*Exercise:*
Pull each line holding "Search" out of the entries below.

___ Given records

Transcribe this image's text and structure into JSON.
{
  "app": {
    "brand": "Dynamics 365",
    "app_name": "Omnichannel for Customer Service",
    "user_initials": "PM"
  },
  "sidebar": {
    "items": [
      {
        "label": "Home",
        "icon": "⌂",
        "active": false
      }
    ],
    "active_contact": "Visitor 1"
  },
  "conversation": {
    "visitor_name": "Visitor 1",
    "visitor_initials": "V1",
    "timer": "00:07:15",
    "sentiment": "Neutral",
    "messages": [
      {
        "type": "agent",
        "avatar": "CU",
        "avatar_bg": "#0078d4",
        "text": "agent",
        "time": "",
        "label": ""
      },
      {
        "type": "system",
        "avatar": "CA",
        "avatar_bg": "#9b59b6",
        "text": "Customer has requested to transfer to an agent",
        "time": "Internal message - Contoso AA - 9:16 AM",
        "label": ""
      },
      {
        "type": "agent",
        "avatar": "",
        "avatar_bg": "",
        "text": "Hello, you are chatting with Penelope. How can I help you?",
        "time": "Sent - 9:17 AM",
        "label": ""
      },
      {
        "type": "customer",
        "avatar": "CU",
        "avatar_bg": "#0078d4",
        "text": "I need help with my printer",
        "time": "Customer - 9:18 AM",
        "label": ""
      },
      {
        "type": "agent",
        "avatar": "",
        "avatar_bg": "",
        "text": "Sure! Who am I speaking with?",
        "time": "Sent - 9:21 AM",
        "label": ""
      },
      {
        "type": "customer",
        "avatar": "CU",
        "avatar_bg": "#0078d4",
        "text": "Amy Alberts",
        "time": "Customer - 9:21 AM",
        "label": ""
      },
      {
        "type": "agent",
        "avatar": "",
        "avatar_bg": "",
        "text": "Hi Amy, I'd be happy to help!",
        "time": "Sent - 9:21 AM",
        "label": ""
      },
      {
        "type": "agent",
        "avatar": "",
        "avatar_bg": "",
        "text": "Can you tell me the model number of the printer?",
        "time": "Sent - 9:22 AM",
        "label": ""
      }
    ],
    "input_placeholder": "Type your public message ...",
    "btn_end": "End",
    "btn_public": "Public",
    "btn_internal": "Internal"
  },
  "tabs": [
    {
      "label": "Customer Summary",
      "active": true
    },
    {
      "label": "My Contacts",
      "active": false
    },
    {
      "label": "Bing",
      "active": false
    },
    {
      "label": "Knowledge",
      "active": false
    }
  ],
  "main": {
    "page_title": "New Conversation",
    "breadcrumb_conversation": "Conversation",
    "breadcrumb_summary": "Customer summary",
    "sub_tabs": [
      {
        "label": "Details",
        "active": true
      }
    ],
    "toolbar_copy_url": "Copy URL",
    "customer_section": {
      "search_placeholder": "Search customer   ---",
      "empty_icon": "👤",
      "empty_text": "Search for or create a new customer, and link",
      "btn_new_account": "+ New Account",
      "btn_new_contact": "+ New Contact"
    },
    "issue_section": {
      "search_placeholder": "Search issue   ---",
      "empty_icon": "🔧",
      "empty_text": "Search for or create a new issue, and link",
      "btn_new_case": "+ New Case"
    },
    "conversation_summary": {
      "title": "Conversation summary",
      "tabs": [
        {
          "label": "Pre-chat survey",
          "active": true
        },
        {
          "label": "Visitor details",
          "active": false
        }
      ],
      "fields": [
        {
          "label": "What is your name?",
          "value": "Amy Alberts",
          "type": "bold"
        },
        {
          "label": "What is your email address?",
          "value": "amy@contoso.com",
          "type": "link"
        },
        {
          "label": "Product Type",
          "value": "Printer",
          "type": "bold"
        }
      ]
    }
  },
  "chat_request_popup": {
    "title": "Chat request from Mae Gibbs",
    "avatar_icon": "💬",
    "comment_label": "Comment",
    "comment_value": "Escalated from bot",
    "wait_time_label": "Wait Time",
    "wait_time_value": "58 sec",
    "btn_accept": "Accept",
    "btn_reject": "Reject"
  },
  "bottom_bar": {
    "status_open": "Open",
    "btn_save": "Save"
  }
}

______

*Response for this exercise:*
      "search_placeholder": "Search customer   ---",
      "empty_text": "Search for or create a new customer, and link",
      "search_placeholder": "Search issue   ---",
      "empty_text": "Search for or create a new issue, and link",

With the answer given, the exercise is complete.